Former prime minister Gordon Brown has defended Scotland's continued place in the UK as key to maintaining social justice.
Scottish values helped to form the Union, he said before a speech in Kirkcaldy in his Fife constituency.
"I believe that as Scots we can and should take pride in our long-term and enduring Scottish commitment to social justice and strong communities," the Labour MP said.
"Indeed we should be proud that over the last century these Scottish values, supporting justice and community, have shaped the Union. These values have led to the pooling and sharing of risks and resources across the UK and the creation of equal social, economic and political rights for all citizens, irrespective of ethnicity.
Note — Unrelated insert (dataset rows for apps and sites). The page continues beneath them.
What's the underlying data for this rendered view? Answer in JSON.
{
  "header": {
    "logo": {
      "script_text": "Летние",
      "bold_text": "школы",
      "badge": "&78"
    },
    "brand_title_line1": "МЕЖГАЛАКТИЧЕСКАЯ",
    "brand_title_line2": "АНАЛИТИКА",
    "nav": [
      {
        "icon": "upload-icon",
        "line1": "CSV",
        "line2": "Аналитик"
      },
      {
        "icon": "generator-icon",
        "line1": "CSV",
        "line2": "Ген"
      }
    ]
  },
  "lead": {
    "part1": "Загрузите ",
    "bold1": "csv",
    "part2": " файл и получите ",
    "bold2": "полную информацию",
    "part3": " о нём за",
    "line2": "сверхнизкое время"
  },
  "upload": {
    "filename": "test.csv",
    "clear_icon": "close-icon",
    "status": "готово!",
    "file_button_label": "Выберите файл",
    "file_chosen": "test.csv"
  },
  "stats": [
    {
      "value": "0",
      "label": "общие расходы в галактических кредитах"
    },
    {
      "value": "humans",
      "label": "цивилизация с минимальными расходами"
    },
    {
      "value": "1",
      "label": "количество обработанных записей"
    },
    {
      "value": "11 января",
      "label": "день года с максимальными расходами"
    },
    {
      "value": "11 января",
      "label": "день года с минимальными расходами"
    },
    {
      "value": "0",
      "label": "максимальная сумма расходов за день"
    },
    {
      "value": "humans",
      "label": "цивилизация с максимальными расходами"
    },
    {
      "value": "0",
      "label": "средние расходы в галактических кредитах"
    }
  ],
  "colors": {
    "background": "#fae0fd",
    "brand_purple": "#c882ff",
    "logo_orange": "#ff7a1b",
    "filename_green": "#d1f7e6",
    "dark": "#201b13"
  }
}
"They have narrowed the inequalities between the nations of the United Kingdom so that, unlike other neighbouring nations in Europe and elsewhere, there is just a 4% difference between Scottish income per head and English income per head."
Mr Brown said there are gaps in SNP policy about how current arrangements can be replaced.
"Under their plans, all the decisions in an economic crisis would be made for Scotland by a separate government and a central bank from the rest of the UK: a form of self-imposed imperialism that smacks of 19th-century colonialism and is far from the modern principles we should aspire to," he said.
"But today I want to say that there is a third gap in policy, beyond the problems they have on Europe and on monetary policy. The absurdity of their policy is such that while they claim independence will give them more freedom over fiscal policy, they have had to admit that they would need to make a fiscal deal with England."